  • September 9 – Café Hillel bombing: Seven people are killed and over 50 wounded when a Palestinian Arab suicide bomber blows himself up at the Café Hillel in Jerusalem. Hamas claims responsibility.
  • September 26 – A Palestinian Arab gunman enters a home in Negohot, an Israeli settlement in the West Bank near Hebron, and murders seven-month-old Shaked Avraham and 27-year-old Eyal Yeberbaum, and wounds both of the baby girl's parents as they are celebrating the Jewish New Year. The gunman is later killed by Israeli security forces. Islamic Jihad claims responsibility for the attack.[16]
  • October 4 – Maxim restaurant suicide bombing: A 28-year-old Palestinian Arab female suicide bomber, Hanadi Jaradat, blows herself up inside the Maxim restaurant in Haifa. 21 Israelis, Jews and Arabs, are killed, and 51 others are wounded. The restaurant is co-owned by Christian Arab and Jewish Israelis, and was a symbol of co-existence.
  • October 9 – Tulkarem bombing
  • October 15 – Beit Hanoun Junction bombing
  • November 3 – Azun bombing
  • December 25 – Geha Junction bus stop bombing: A Palestinian Arab suicide bomber blows himself up at a bus stop near Tel Aviv, killing four Israeli civilians and himself.[17]

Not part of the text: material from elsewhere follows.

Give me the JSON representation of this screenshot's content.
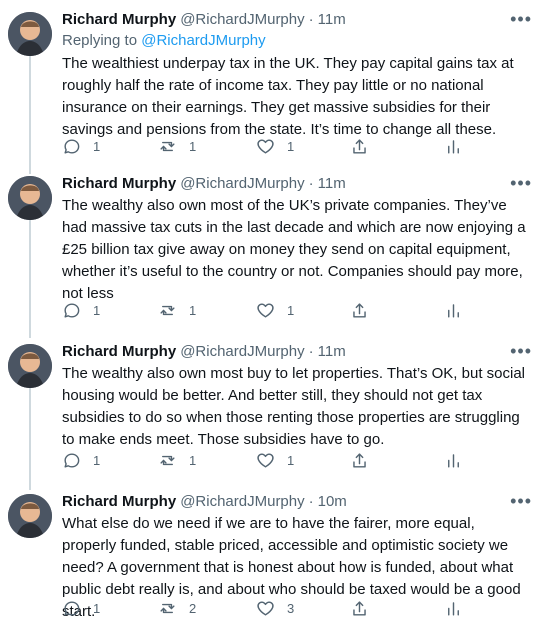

Notable Israeli military operations against Palestinian militancy targets

The most prominent Israeli military counter-terrorism operations (military campaigns and military operations) carried out against Palestinian militants during 2003 include:

  • August 21 – Israel kills senior Hamas official, Ismail Abu Shanab, by a missile strike in the Gaza Strip.
  • October 5 – Ain es Saheb airstrike: Israeli warplanes attack an alleged Islamic Jihad training base in Syria, 24 kilometres (15 mi) northwest of the Syrian capital Damascus, in response for a suicide bombing at a Haifa restaurant that killed 19 people. The Israel Defense Forces claimed the camp was used to train recruits in bomb assembly and guerrilla warfare and has released footage of the camp taken from the Al-Arabia TV station showing hundreds of weapons and underground tunnels packed with arms and ammunition.
  • December 25 – An Israeli helicopter gunship attacks a car in Gaza City, killing Islamic Jihad commander Mekled Hameid and two fellow militants, together with two bystanders.[18]

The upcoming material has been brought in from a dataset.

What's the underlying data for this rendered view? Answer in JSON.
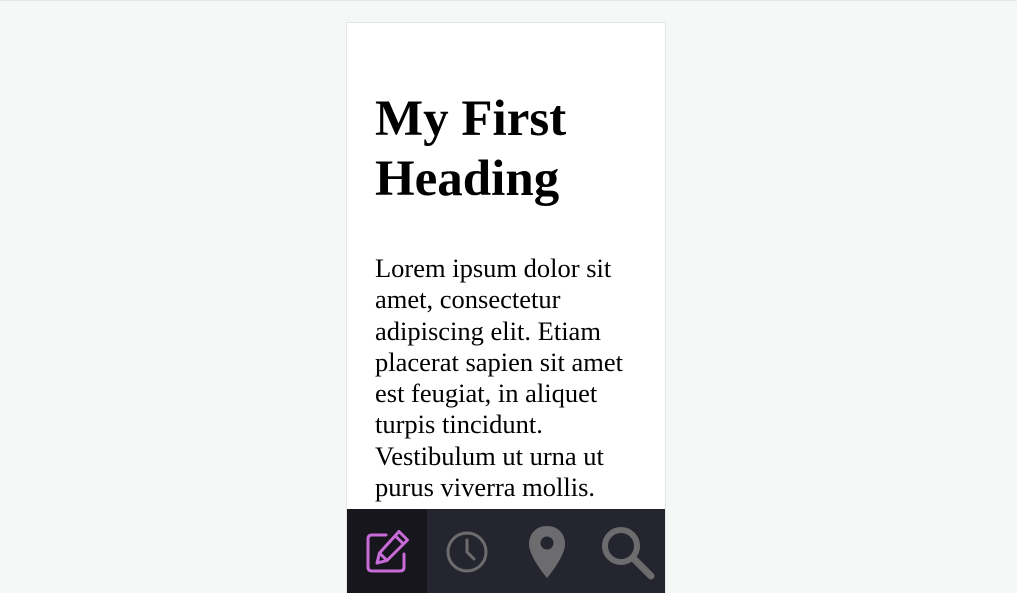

Notable deaths[edit]

  • September 25 - Edward Said, 67, Palestinian-American literary theorist.


  1. ^ Webley, Kayla (June 4, 2010). "Who Is Rachel Corrie?". Time. Retrieved June 6, 2010. 
  2. ^ "Bush to meet with Arab leaders before Sharon, Abbas summit". CNN. May 27, 2003. 
  3. ^ Yahoo! News - Latest News & Headlines
  4. ^ "Israel vows to punish rebel pilots for act of conscience". The Age. Melbourne. September 26, 2003. 
  5. ^ "Former Pakistan prime minister's son abducted". Reuters. Archived from the original on October 2, 2003. Retrieved May 9, 2013. 
  6. ^ "Former Pakistan prime minister's son abducted". 2006-01-08. [dead link]
  7. ^ "U.N. Demands Israel Dismantle Fence". 2003-10-22. Archived from the original on 2003-10-24. 
  8. ^ Semple, Kirk (October 22, 2003). "U.N. Resolution Condemns Israeli Barrier". The New York Times. 
  9. ^ Nightmare images from a Jerusalem commuter bus
  10. ^ "Suicide bombings in Israel, West Bank". CNN. August 12, 2003. 
  11. ^ "Suicide bombers kill 15 in Mideast". CNN. September 9, 2003. 
  12. ^ "Tzrifin attack". The Washington Post. August 21, 2012. [dead link]
  13. ^ "Tzrifin attack". [dead link]
  14. ^ "At Least 2 Dead in Jerusalem Cafe Blast-Witnesses". Reuters. Archived from the original on 2003-09-20. Retrieved 9 May 2013. 
  15. ^ "Suicide bombers rock Israel". BBC News. September 10, 2003. 
  16. ^ "Islamic Jihad claims responsibility for attack". Archived from the original on December 11, 2015. 
  17. ^ "Ten killed in Mid-East violence". BBC News. December 26, 2003. 
  18. ^ "Israel seals West Bank and Gaza". BBC News. December 26, 2003. 

See also[edit]